What is the Minister of Finance doing to ensure that Canada's job intensive film industry remains globally competitive?

Film Industry
Oral Question Period

2:40 p.m.

Vaughan—King—Aurora
Ontario

Liberal

Maurizio Bevilacqua Secretary of State (International Financial Institutions)

Mr. Speaker, the government understands the importance of the film and television industry for the Canadian economy, particularly in the provinces of British Columbia, Ontario and Quebec.

We are aware of the recent developments. That is the reason why the Minister of Finance has met with representatives of the film and television industry. The government continues to consult with industry representatives to ensure that support levels for the film industry address the changing market conditions.

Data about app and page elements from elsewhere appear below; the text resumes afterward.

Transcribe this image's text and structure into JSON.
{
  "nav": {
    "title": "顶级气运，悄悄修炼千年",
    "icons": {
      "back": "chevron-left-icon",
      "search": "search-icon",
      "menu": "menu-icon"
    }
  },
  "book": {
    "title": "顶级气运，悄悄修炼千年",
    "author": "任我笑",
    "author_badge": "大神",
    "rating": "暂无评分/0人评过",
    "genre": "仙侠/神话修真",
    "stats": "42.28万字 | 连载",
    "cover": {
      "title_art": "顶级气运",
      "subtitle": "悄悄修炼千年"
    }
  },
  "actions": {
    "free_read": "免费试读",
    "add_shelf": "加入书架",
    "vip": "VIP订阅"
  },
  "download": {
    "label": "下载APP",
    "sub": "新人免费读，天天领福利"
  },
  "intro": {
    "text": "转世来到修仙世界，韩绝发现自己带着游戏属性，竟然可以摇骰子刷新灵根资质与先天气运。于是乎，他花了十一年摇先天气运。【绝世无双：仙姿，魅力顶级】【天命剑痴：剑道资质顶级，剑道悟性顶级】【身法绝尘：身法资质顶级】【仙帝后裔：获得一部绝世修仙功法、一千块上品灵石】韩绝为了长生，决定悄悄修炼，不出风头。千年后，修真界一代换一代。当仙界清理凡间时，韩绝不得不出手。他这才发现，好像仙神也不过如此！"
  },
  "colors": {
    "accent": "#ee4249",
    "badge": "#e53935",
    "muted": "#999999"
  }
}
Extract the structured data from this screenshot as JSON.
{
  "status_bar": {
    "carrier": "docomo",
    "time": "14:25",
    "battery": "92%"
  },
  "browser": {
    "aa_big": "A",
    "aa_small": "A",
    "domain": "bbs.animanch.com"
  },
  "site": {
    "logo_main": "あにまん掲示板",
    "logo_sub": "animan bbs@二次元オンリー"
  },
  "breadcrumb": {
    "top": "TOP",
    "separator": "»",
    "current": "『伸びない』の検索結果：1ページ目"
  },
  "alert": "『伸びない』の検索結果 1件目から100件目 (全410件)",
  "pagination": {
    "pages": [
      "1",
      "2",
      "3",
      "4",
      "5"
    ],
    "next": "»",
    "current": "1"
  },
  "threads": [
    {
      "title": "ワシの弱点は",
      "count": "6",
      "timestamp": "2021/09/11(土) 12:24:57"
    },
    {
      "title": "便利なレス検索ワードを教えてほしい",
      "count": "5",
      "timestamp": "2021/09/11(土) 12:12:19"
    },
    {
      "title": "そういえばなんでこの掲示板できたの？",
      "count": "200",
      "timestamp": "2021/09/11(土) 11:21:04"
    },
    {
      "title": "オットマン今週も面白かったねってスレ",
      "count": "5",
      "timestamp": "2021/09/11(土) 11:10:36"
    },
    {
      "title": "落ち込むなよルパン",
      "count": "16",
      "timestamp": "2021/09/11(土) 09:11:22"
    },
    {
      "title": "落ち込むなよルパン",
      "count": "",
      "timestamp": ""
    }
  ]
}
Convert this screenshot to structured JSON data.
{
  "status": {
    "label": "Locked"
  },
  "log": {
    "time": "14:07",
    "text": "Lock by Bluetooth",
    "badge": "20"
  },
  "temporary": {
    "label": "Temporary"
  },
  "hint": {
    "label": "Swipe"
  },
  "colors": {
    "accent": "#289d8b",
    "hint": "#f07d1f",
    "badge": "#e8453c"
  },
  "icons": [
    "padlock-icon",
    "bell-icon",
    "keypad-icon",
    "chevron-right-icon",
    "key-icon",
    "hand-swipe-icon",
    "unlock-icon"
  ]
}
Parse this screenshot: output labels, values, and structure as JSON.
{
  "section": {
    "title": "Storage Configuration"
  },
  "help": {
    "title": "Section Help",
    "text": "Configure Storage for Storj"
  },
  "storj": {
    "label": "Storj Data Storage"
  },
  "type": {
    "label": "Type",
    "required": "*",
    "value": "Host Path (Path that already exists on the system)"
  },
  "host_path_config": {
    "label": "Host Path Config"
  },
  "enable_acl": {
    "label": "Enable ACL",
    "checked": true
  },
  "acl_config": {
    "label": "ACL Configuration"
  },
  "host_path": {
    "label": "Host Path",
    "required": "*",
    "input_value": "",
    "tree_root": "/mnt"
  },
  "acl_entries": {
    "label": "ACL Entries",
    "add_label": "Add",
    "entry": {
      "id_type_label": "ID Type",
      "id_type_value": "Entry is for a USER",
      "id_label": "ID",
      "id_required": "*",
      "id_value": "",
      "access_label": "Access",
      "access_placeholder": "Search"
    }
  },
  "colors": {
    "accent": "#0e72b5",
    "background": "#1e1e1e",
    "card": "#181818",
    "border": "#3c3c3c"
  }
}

Health
Oral Question Period

2:40 p.m.

NDP

Svend Robinson Burnaby—Douglas, BC

Mr. Speaker, my question is for the Prime Minister.

People from across Canada gathered this weekend in Ottawa for the people's summit on health care and they strongly supported a public, non-profit health care system.

Why is the Prime Minister, in his accord, turning over billions of dollars to the privatizing premiers like Klein, Campbell, Eves and Lord with no strings attached so they can spend it on corporate, for profit delivery of health care services? Why on earth did the Prime Minister push Don Mazankowski, king of the privatizers, to chair his new Canada health council?

Health
Oral Question Period

2:40 p.m.

Saint-Maurice
Québec

Liberal

Jean Chrétien Prime Minister

Mr. Speaker, it is the first time that we have had a program that has been initiated by the federal government where money is directly allocated for certain priorities in the health care system.

It has been agreed to by the premiers. They have all recognized, in the document that was discussed, that the five conditions of medicare cannot be changed and will remain with the public health system in the 10 provinces and three territories of our land.

Canadian International Development Agency
Oral Question Period

February 10th, 2003 / 2:40 p.m.

NDP

Dick Proctor Palliser, SK

Mr. Speaker, last week CIDA recognized Gildan Activewear with an international award for its excellence in social and ethical responsibility. Gildan is the same Montreal T-shirt company that began firing employees in Honduras last November for trying to bargain collectively. As a result of Gildan's union busting activities, the Quebec solidarity fund is rethinking its multimillion dollar investment in this outfit.

Will the minister responsible for CIDA rescind this award immediately and inform the House how this company ever was nominated in the first place?

Canadian International Development Agency
Oral Question Period

2:40 p.m.

Essex
Ontario

Liberal

Susan Whelan Minister for International Cooperation

Mr. Speaker, the Canadian Manufacturers and Exporters, in collaboration with CIDA, have been supporting the awards of excellence in Canadian private sector activities and developments since its inception in 1990.

Gildan Activewear won the award for the management of its plant in Honduras. Gildan Activewear has responded that these third party allegations are groundless, and according to Gildan the employees were let go because of seasonal variation in demand.

Goods and Services Tax
Oral Question Period

2:45 p.m.

Progressive Conservative

Loyola Hearn St. John's West, NL

Mr. Speaker, the Minister of National Revenue has denied the claim that fraudulent use of the GST export tax credit has cost Canadians $1 billion, as the economists state. If she disagrees with that amount could she tell the House how much, in her view, GST fraud has cost Canadians above and beyond the cases that have come to court?

Goods and Services Tax
Oral Question Period

2:45 p.m.

Thornhill
Ontario

Liberal

Elinor Caplan Minister of National Revenue

Mr. Speaker, once again we hear the number $1 billion, for which there is no evidence whatsoever. I say to the member opposite and to others that if they have any evidence of a number of that magnitude to bring it forward.

I would like to know where they get it from because there is no evidence to suggest that anything beyond the $25.4 million that the courts have identified over the last six years, and the cases that we have presently before the courts which have yet to be determined because they are before the courts, is the actual figure.